● **ACTIVITY**:
Your answer should consist of the lines below that hold the word "JSON".

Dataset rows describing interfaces
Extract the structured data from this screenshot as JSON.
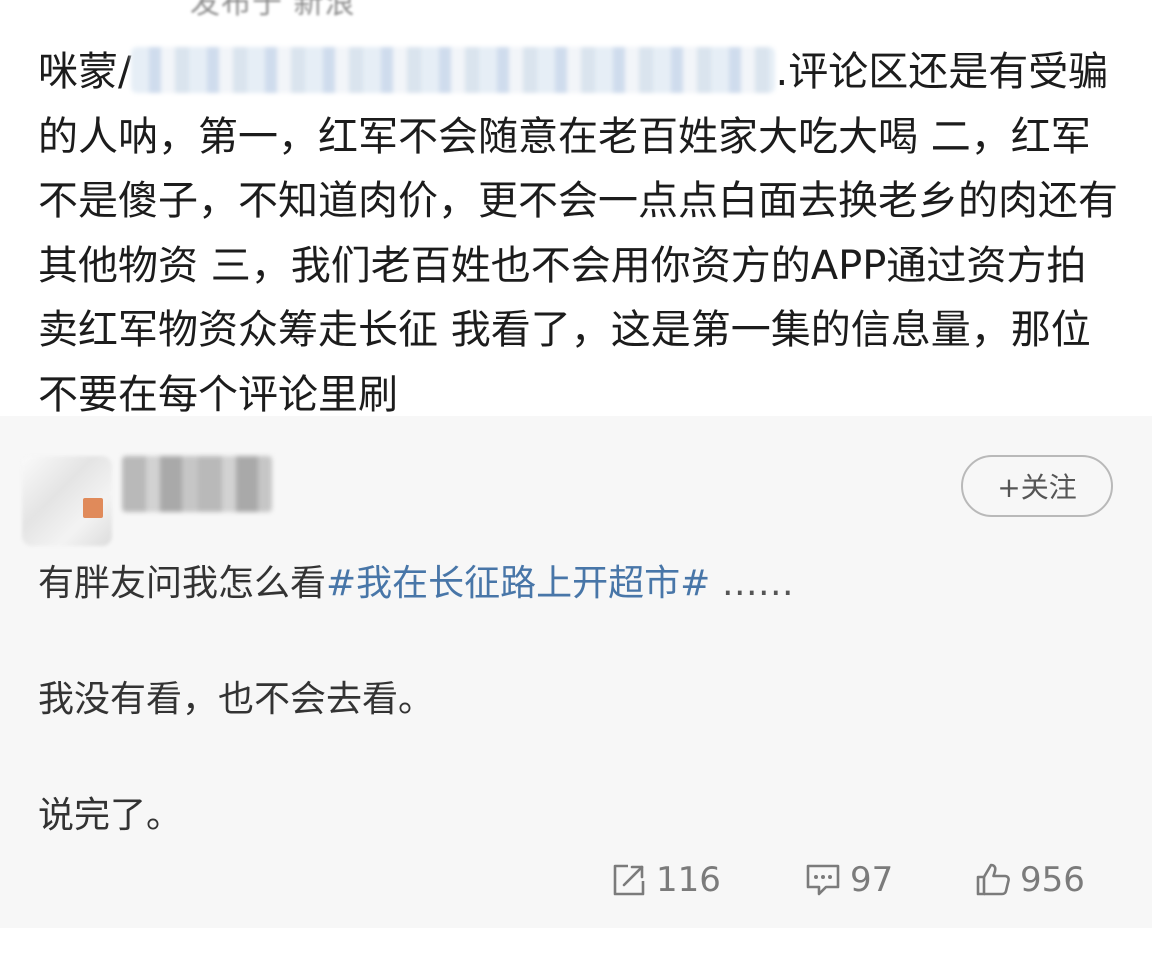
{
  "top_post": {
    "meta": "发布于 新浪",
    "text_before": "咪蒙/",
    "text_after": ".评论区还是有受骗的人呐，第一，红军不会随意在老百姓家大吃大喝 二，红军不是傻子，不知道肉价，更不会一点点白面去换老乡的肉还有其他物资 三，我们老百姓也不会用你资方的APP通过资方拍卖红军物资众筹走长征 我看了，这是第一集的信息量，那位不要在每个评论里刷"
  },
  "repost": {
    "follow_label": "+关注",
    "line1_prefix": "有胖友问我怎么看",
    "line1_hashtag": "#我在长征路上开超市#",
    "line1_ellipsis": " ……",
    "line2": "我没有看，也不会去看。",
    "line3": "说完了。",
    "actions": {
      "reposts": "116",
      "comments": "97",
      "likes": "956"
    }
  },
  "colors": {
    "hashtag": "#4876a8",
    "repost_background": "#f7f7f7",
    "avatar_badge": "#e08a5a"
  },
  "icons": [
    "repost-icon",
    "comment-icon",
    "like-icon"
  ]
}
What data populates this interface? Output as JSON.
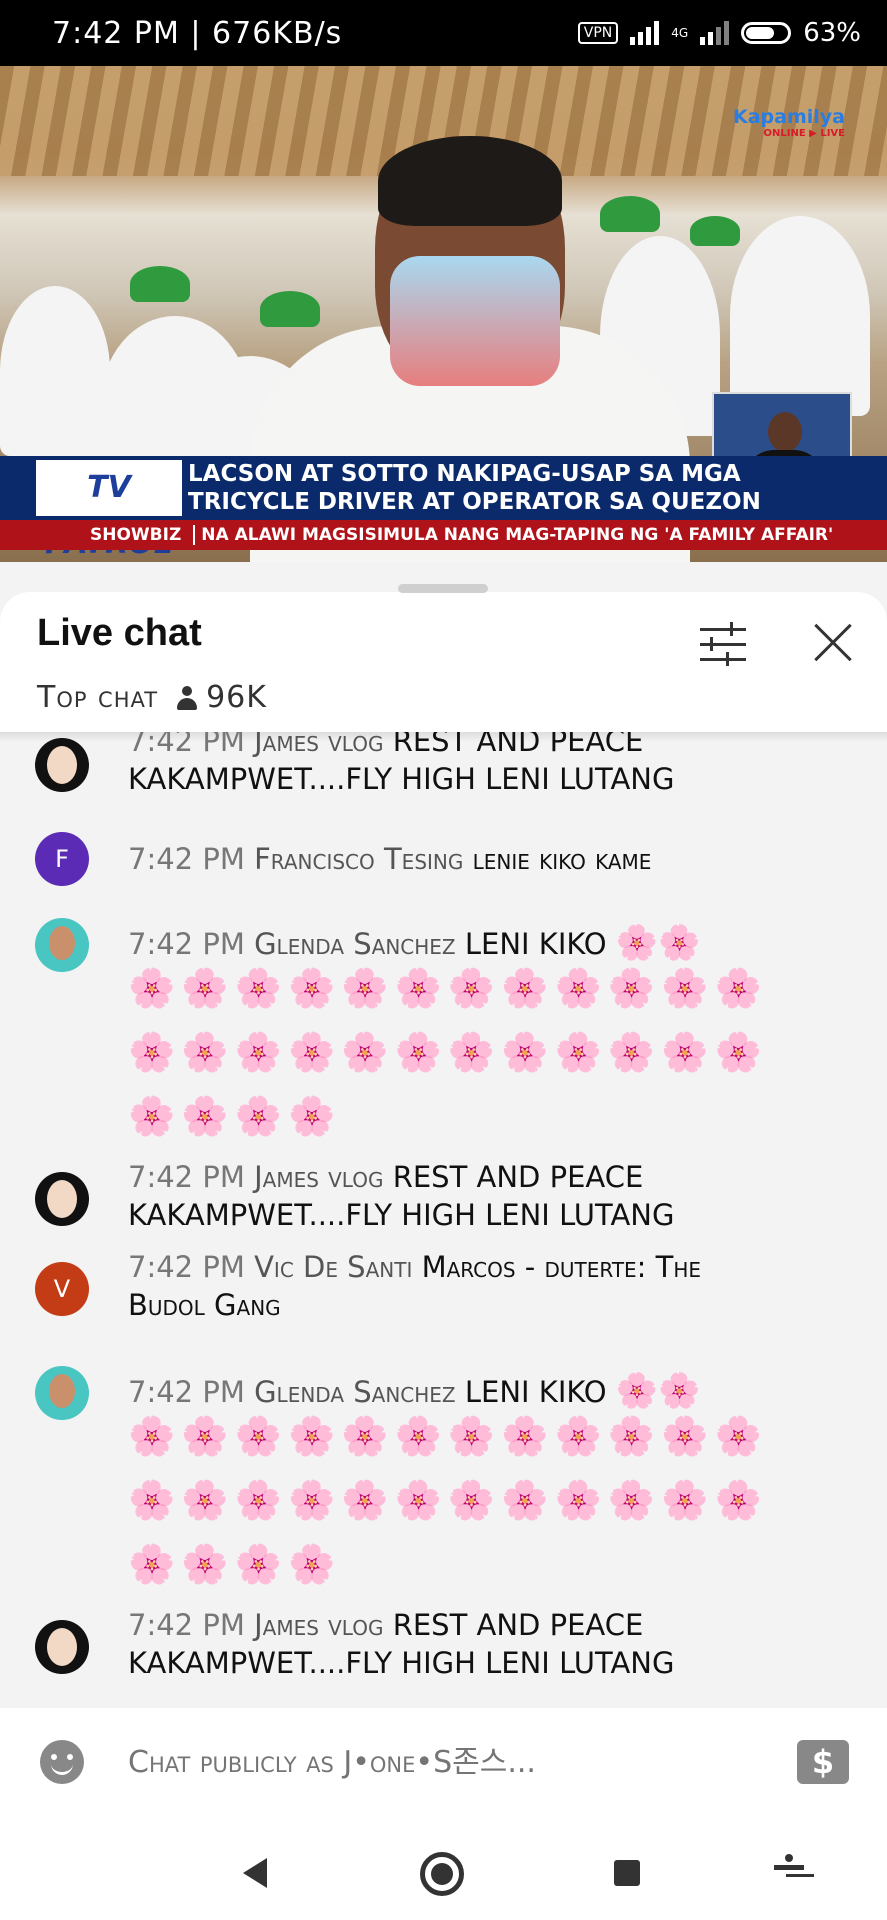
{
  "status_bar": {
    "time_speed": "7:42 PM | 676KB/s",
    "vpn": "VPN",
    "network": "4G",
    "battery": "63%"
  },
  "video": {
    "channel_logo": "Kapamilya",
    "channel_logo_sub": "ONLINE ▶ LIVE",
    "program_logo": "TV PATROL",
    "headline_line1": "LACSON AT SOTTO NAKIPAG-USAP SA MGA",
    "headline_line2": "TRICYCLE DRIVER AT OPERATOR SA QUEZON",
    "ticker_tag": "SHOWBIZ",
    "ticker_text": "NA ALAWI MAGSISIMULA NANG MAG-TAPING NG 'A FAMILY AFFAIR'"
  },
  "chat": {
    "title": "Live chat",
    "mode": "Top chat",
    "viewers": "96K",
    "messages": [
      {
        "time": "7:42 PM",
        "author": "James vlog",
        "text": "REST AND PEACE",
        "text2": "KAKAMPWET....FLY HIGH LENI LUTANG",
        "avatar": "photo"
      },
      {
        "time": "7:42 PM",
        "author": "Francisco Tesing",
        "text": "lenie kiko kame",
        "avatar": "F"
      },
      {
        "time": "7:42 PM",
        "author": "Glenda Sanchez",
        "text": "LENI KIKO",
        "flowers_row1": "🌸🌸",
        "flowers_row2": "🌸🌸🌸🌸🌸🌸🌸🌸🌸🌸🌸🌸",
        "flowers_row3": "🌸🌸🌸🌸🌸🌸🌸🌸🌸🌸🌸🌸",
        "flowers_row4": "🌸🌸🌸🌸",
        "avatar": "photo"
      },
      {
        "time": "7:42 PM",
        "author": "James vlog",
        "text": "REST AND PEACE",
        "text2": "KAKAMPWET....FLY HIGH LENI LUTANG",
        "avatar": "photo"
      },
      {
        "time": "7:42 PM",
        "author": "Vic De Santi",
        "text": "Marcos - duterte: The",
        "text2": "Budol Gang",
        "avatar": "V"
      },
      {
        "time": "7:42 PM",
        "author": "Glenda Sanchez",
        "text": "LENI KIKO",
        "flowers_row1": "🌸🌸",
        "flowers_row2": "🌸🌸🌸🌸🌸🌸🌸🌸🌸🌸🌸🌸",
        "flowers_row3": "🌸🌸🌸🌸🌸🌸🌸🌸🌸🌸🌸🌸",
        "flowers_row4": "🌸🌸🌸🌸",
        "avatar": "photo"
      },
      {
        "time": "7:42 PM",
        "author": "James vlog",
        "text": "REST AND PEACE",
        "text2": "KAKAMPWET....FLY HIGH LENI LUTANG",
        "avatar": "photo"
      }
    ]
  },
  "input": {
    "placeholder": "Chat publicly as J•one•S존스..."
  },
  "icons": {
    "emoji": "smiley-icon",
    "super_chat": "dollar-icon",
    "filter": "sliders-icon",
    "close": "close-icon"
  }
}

● **EXERCISE ANSWER**:
Extract the structured data from this screenshot as JSON.
What data populates this interface? Output as JSON.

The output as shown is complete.